Instructions for the task: Output all of the entries below precisely as written.
(Information provided Opens)
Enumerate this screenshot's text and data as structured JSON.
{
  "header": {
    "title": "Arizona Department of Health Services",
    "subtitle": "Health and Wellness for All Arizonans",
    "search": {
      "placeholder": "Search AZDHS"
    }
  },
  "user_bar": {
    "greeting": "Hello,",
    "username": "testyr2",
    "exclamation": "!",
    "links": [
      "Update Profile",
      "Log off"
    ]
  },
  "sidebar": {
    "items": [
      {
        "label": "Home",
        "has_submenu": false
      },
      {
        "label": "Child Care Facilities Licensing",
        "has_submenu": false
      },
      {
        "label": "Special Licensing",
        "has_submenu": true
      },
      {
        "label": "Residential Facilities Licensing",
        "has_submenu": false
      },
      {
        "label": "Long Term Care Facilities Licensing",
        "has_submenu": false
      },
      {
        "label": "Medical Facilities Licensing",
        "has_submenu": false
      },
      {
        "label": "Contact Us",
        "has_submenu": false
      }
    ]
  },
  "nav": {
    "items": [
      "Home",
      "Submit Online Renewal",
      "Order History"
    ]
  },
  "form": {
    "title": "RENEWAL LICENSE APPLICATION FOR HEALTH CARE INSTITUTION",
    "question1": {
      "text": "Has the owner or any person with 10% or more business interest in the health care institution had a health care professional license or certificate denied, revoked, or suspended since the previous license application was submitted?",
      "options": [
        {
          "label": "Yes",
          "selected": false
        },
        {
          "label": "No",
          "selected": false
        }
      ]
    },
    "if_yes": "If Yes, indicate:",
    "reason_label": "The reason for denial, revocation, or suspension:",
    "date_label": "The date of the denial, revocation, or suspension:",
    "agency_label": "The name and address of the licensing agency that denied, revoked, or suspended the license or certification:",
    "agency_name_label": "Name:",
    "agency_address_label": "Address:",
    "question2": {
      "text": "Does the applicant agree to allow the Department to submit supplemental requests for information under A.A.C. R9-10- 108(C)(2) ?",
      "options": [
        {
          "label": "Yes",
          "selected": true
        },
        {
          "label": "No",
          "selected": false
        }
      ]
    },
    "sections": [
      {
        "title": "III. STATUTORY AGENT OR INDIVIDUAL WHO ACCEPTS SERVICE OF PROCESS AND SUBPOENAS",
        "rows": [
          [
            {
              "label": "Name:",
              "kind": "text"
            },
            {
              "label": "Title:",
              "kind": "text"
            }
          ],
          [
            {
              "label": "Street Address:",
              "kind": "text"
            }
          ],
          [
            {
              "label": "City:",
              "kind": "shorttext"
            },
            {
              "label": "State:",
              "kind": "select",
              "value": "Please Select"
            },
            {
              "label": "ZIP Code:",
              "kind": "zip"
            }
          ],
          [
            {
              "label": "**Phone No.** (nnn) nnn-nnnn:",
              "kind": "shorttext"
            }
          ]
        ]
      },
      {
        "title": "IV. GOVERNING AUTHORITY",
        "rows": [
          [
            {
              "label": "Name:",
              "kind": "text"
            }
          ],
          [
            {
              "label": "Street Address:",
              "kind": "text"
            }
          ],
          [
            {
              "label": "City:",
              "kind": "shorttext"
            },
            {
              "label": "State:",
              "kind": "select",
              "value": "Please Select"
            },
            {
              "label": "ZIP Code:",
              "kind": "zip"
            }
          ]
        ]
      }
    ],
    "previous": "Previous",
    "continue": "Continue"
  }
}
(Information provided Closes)
Exercise output:
Enumerate this screenshot's text and data as structured JSON.
{
  "header": {
    "title": "Arizona Department of Health Services",
    "subtitle": "Health and Wellness for All Arizonans",
    "search": {
      "placeholder": "Search AZDHS"
    }
  },
  "user_bar": {
    "greeting": "Hello,",
    "username": "testyr2",
    "exclamation": "!",
    "links": [
      "Update Profile",
      "Log off"
    ]
  },
  "sidebar": {
    "items": [
      {
        "label": "Home",
        "has_submenu": false
      },
      {
        "label": "Child Care Facilities Licensing",
        "has_submenu": false
      },
      {
        "label": "Special Licensing",
        "has_submenu": true
      },
      {
        "label": "Residential Facilities Licensing",
        "has_submenu": false
      },
      {
        "label": "Long Term Care Facilities Licensing",
        "has_submenu": false
      },
      {
        "label": "Medical Facilities Licensing",
        "has_submenu": false
      },
      {
        "label": "Contact Us",
        "has_submenu": false
      }
    ]
  },
  "nav": {
    "items": [
      "Home",
      "Submit Online Renewal",
      "Order History"
    ]
  },
  "form": {
    "title": "RENEWAL LICENSE APPLICATION FOR HEALTH CARE INSTITUTION",
    "question1": {
      "text": "Has the owner or any person with 10% or more business interest in the health care institution had a health care professional license or certificate denied, revoked, or suspended since the previous license application was submitted?",
      "options": [
        {
          "label": "Yes",
          "selected": false
        },
        {
          "label": "No",
          "selected": false
        }
      ]
    },
    "if_yes": "If Yes, indicate:",
    "reason_label": "The reason for denial, revocation, or suspension:",
    "date_label": "The date of the denial, revocation, or suspension:",
    "agency_label": "The name and address of the licensing agency that denied, revoked, or suspended the license or certification:",
    "agency_name_label": "Name:",
    "agency_address_label": "Address:",
    "question2": {
      "text": "Does the applicant agree to allow the Department to submit supplemental requests for information under A.A.C. R9-10- 108(C)(2) ?",
      "options": [
        {
          "label": "Yes",
          "selected": true
        },
        {
          "label": "No",
          "selected": false
        }
      ]
    },
    "sections": [
      {
        "title": "III. STATUTORY AGENT OR INDIVIDUAL WHO ACCEPTS SERVICE OF PROCESS AND SUBPOENAS",
        "rows": [
          [
            {
              "label": "Name:",
              "kind": "text"
            },
            {
              "label": "Title:",
              "kind": "text"
            }
          ],
          [
            {
              "label": "Street Address:",
              "kind": "text"
            }
          ],
          [
            {
              "label": "City:",
              "kind": "shorttext"
            },
            {
              "label": "State:",
              "kind": "select",
              "value": "Please Select"
            },
            {
              "label": "ZIP Code:",
              "kind": "zip"
            }
          ],
          [
            {
              "label": "**Phone No.** (nnn) nnn-nnnn:",
              "kind": "shorttext"
            }
          ]
        ]
      },
      {
        "title": "IV. GOVERNING AUTHORITY",
        "rows": [
          [
            {
              "label": "Name:",
              "kind": "text"
            }
          ],
          [
            {
              "label": "Street Address:",
              "kind": "text"
            }
          ],
          [
            {
              "label": "City:",
              "kind": "shorttext"
            },
            {
              "label": "State:",
              "kind": "select",
              "value": "Please Select"
            },
            {
              "label": "ZIP Code:",
              "kind": "zip"
            }
          ]
        ]
      }
    ],
    "previous": "Previous",
    "continue": "Continue"
  }
}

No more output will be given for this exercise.